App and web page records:
+++

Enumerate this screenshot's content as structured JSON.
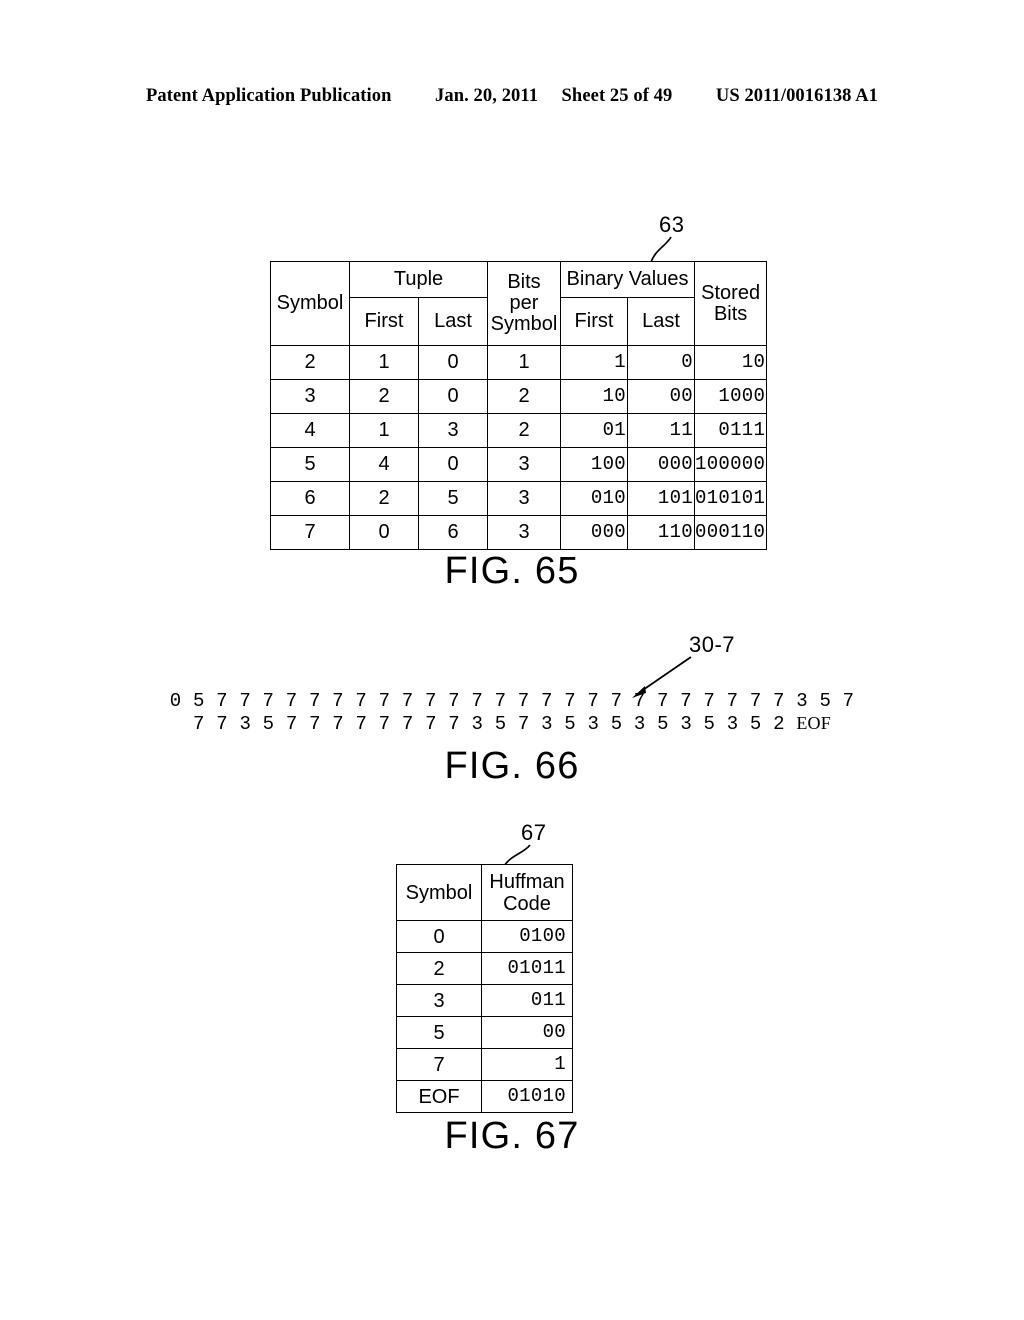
{
  "header": {
    "publication": "Patent Application Publication",
    "date": "Jan. 20, 2011",
    "sheet": "Sheet 25 of 49",
    "patent_number": "US 2011/0016138 A1"
  },
  "figures": [
    {
      "caption": "FIG. 65",
      "ref_label": "63",
      "table": {
        "header_groups": {
          "symbol": "Symbol",
          "tuple": "Tuple",
          "tuple_first": "First",
          "tuple_last": "Last",
          "bits_per_symbol": "Bits\nper\nSymbol",
          "bits_per_symbol_lines": [
            "Bits",
            "per",
            "Symbol"
          ],
          "binary_values": "Binary Values",
          "binary_first": "First",
          "binary_last": "Last",
          "stored_bits": "Stored\nBits",
          "stored_bits_lines": [
            "Stored",
            "Bits"
          ]
        },
        "rows": [
          {
            "symbol": "2",
            "tuple_first": "1",
            "tuple_last": "0",
            "bits_per_symbol": "1",
            "binary_first": "1",
            "binary_last": "0",
            "stored_bits": "10"
          },
          {
            "symbol": "3",
            "tuple_first": "2",
            "tuple_last": "0",
            "bits_per_symbol": "2",
            "binary_first": "10",
            "binary_last": "00",
            "stored_bits": "1000"
          },
          {
            "symbol": "4",
            "tuple_first": "1",
            "tuple_last": "3",
            "bits_per_symbol": "2",
            "binary_first": "01",
            "binary_last": "11",
            "stored_bits": "0111"
          },
          {
            "symbol": "5",
            "tuple_first": "4",
            "tuple_last": "0",
            "bits_per_symbol": "3",
            "binary_first": "100",
            "binary_last": "000",
            "stored_bits": "100000"
          },
          {
            "symbol": "6",
            "tuple_first": "2",
            "tuple_last": "5",
            "bits_per_symbol": "3",
            "binary_first": "010",
            "binary_last": "101",
            "stored_bits": "010101"
          },
          {
            "symbol": "7",
            "tuple_first": "0",
            "tuple_last": "6",
            "bits_per_symbol": "3",
            "binary_first": "000",
            "binary_last": "110",
            "stored_bits": "000110"
          }
        ]
      }
    },
    {
      "caption": "FIG. 66",
      "ref_label": "30-7",
      "symbol_stream": {
        "line1": "0 5 7 7 7 7 7 7 7 7 7 7 7 7 7 7 7 7 7 7 7 7 7 7 7 7 7 3 5 7",
        "line2_symbols": "7 7 3 5 7 7 7 7 7 7 7 7 3 5 7 3 5 3 5 3 5 3 5 3 5 2 ",
        "line2_eof": "EOF"
      }
    },
    {
      "caption": "FIG. 67",
      "ref_label": "67",
      "table": {
        "columns": [
          "Symbol",
          "Huffman\nCode"
        ],
        "col_symbol": "Symbol",
        "col_code_lines": [
          "Huffman",
          "Code"
        ],
        "rows": [
          {
            "symbol": "0",
            "code": "0100"
          },
          {
            "symbol": "2",
            "code": "01011"
          },
          {
            "symbol": "3",
            "code": "011"
          },
          {
            "symbol": "5",
            "code": "00"
          },
          {
            "symbol": "7",
            "code": "1"
          },
          {
            "symbol": "EOF",
            "code": "01010"
          }
        ]
      }
    }
  ]
}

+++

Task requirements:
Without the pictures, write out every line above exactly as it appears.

Solution:
Enumerate this screenshot's content as structured JSON.
{
  "header": {
    "publication": "Patent Application Publication",
    "date": "Jan. 20, 2011",
    "sheet": "Sheet 25 of 49",
    "patent_number": "US 2011/0016138 A1"
  },
  "figures": [
    {
      "caption": "FIG. 65",
      "ref_label": "63",
      "table": {
        "header_groups": {
          "symbol": "Symbol",
          "tuple": "Tuple",
          "tuple_first": "First",
          "tuple_last": "Last",
          "bits_per_symbol": "Bits\nper\nSymbol",
          "bits_per_symbol_lines": [
            "Bits",
            "per",
            "Symbol"
          ],
          "binary_values": "Binary Values",
          "binary_first": "First",
          "binary_last": "Last",
          "stored_bits": "Stored\nBits",
          "stored_bits_lines": [
            "Stored",
            "Bits"
          ]
        },
        "rows": [
          {
            "symbol": "2",
            "tuple_first": "1",
            "tuple_last": "0",
            "bits_per_symbol": "1",
            "binary_first": "1",
            "binary_last": "0",
            "stored_bits": "10"
          },
          {
            "symbol": "3",
            "tuple_first": "2",
            "tuple_last": "0",
            "bits_per_symbol": "2",
            "binary_first": "10",
            "binary_last": "00",
            "stored_bits": "1000"
          },
          {
            "symbol": "4",
            "tuple_first": "1",
            "tuple_last": "3",
            "bits_per_symbol": "2",
            "binary_first": "01",
            "binary_last": "11",
            "stored_bits": "0111"
          },
          {
            "symbol": "5",
            "tuple_first": "4",
            "tuple_last": "0",
            "bits_per_symbol": "3",
            "binary_first": "100",
            "binary_last": "000",
            "stored_bits": "100000"
          },
          {
            "symbol": "6",
            "tuple_first": "2",
            "tuple_last": "5",
            "bits_per_symbol": "3",
            "binary_first": "010",
            "binary_last": "101",
            "stored_bits": "010101"
          },
          {
            "symbol": "7",
            "tuple_first": "0",
            "tuple_last": "6",
            "bits_per_symbol": "3",
            "binary_first": "000",
            "binary_last": "110",
            "stored_bits": "000110"
          }
        ]
      }
    },
    {
      "caption": "FIG. 66",
      "ref_label": "30-7",
      "symbol_stream": {
        "line1": "0 5 7 7 7 7 7 7 7 7 7 7 7 7 7 7 7 7 7 7 7 7 7 7 7 7 7 3 5 7",
        "line2_symbols": "7 7 3 5 7 7 7 7 7 7 7 7 3 5 7 3 5 3 5 3 5 3 5 3 5 2 ",
        "line2_eof": "EOF"
      }
    },
    {
      "caption": "FIG. 67",
      "ref_label": "67",
      "table": {
        "columns": [
          "Symbol",
          "Huffman\nCode"
        ],
        "col_symbol": "Symbol",
        "col_code_lines": [
          "Huffman",
          "Code"
        ],
        "rows": [
          {
            "symbol": "0",
            "code": "0100"
          },
          {
            "symbol": "2",
            "code": "01011"
          },
          {
            "symbol": "3",
            "code": "011"
          },
          {
            "symbol": "5",
            "code": "00"
          },
          {
            "symbol": "7",
            "code": "1"
          },
          {
            "symbol": "EOF",
            "code": "01010"
          }
        ]
      }
    }
  ]
}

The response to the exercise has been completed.